We live in really stressful times. Domestically, there is uncertainty about our political future, and overseas can be a dangerous place to travel. In times like these, it’s natural for people to gravitate toward things that are reliable and familiar. People take comfort when they’re surrounded by things that they know they can count on.
In the fourth quarter, 2015 US consumers bought $11.3 trillion worth of gadgets, household goods, attire, and big ticket items like vehicles. For most purchases, for example a toaster oven or alarm clock, the risk of buying the “wrong” thing isn’t a big deal. If you don’t like it or if it’s not reliable, take it back to the store and get a new one or switch it for something else. No harm, no foul.
But if you buy a big ticket item, like a car, and it doesn’t meet your expectations or it doesn't turn out to be as reliable as you’d hoped, there are no do-overs. You’re stuck with it.
So it makes sense to spend some time analyzing what you want out of a car before you buy it. Most of us are pretty happy if our car works. Above all, we want it to be reliable and consistent with no surprises.
Of course there’s the basic maintenance that needs to take place - oil changes, brakes, tires, and regularly scheduled tune-ups - but beyond that, we want to put gas in the car and go. The last thing we want is to be stuck lingering on is the question: is this going to be the time my car won’t start?
Marketing influences our expectations of reliability
When you’re in the market for a car, how do you determine the most reliable vehicles? For years you have been bombarded with marketing catchphrases such as “The Relentless Pursuit of Perfection” or “The Ultimate Driving Machine.” These taglines imply that Lexus and BMW are at the top of the list of reliable cars, right?
That may not be true, but to some degree we’ve been conditioned to believe it.
How to choose a reliable car
For new cars, especially Toyotas and Hondas, if you change the oil every 3,000-5,000 miles, have the car tuned up every 10,000-15,000 miles, and maintain the brakes and tires, there is a good chance your car will last more than 100,000 miles.
But let’s say that you’ve had your car for more than five years. You may begin to ask: "How many additional trips to the dealer do I need to make for rattles, squeaks, or an engine failure that didn’t exist before?" Or "Will the electronic features begin to fail on me?"
If the number of trips to the dealer have increased over the years, maybe your car isn’t as reliable as it once was, and it is starting to become a money sinkhole.
Maybe it’s time to get rid of your car and invest in a new one so you can feel like you’re driving a reliable vehicle again.
What’s the definition of reliable?
What are the criteria of car reliability? Of course, this question is open to interpretation. It depends on how well the owner took care of the car in its early years, and the conditions under which it’s been driven.
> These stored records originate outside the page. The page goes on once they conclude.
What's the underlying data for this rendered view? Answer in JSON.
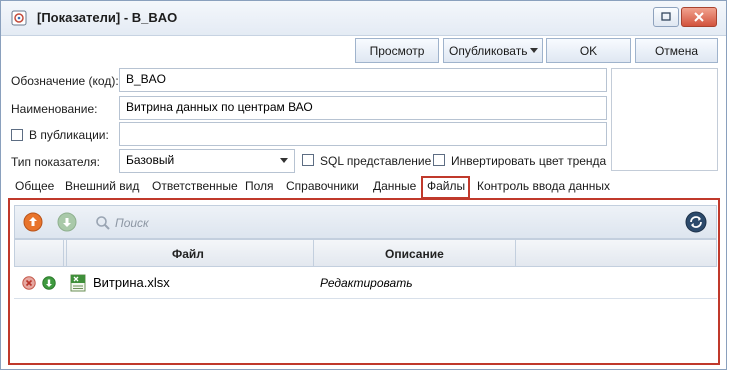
{
  "window": {
    "title": "[Показатели] - B_BAO"
  },
  "toolbar_buttons": {
    "preview": "Просмотр",
    "publish": "Опубликовать",
    "ok": "OK",
    "cancel": "Отмена"
  },
  "form": {
    "code_label": "Обозначение (код):",
    "code_value": "B_BAO",
    "name_label": "Наименование:",
    "name_value": "Витрина данных по центрам ВАО",
    "in_publication_label": "В публикации:",
    "in_publication_value": "",
    "type_label": "Тип показателя:",
    "type_value": "Базовый",
    "sql_view_label": "SQL представление",
    "invert_trend_label": "Инвертировать цвет тренда"
  },
  "tabs": [
    "Общее",
    "Внешний вид",
    "Ответственные",
    "Поля",
    "Справочники",
    "Данные",
    "Файлы",
    "Контроль ввода данных"
  ],
  "active_tab": "Файлы",
  "files_panel": {
    "search_placeholder": "Поиск",
    "columns": [
      "Файл",
      "Описание"
    ],
    "rows": [
      {
        "file": "Витрина.xlsx",
        "description": "Редактировать"
      }
    ]
  },
  "colors": {
    "highlight": "#c0392b",
    "upload": "#e8742c",
    "download": "#3f9a3f",
    "refresh": "#2c4a6b"
  }
}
Owners of cars that primarily drive around town might define reliable as a car that doesn’t need anything more than normal repairs (oil changes, brake jobs, tires). An unreliable car could be defined as a consistent number of unplanned breakdowns.
Toyota Camry’s and Corolla’s as well as Honda Accord’s and Civic’s are known for their reliability and it’s not unheard of for them to last for 10-15 years with only the occasional out-of-the-ordinary repairs to keep them chugging along.
Best cars ranked by Consumer Reports
Consumer Reports named these cars among the most reliable on the market. They earned the ranking by offering consumers high miles per gallon, a smooth ride, steady handling, a suspension system that handles winding roads and corners well, and a comfortable cabin. If you take care of these cars, they’ll take care of you for years.
- Honda Fit
- Subaru Impreza
- Toyota Camry
- Subaru Forester
- Kia Sorento
- Lexus RX
- Mazda MX-5 Miata
- Chevrolet Impala
- Ford F-150
Consumer Reports named these cars as the most unreliable. They have the following characteristics in common: transmission issues, sluggish steering, bad fuel economy, a bumpy ride, cabin noise, and performance shortcomings.
- Toyota Yaris
- Toyota Scion tC
- Mitsubishi i-MiEV
- Mitsubishi Mirage
- Jeep Wrangler Unlimited
- Chrysler 200
- Land Rover Discovery Sport
- Lexus NX 200t/300h
- Kia Sedona
Vehicles take us near and far. We use them around town and on long road trips. It’s probably safe to say we don’t give cars as much thought as they deserve. But in the end, it’s important to do basic maintenance on your car to help them remain reliable. Choosing a car that is reliable and doing your best to take care of your car today will mean less car trouble and headaches for you in the future.
This article originally appeared on YourMechanic.com as What Does it Mean for a Car to be Reliable? and was authored by Kevin Woo.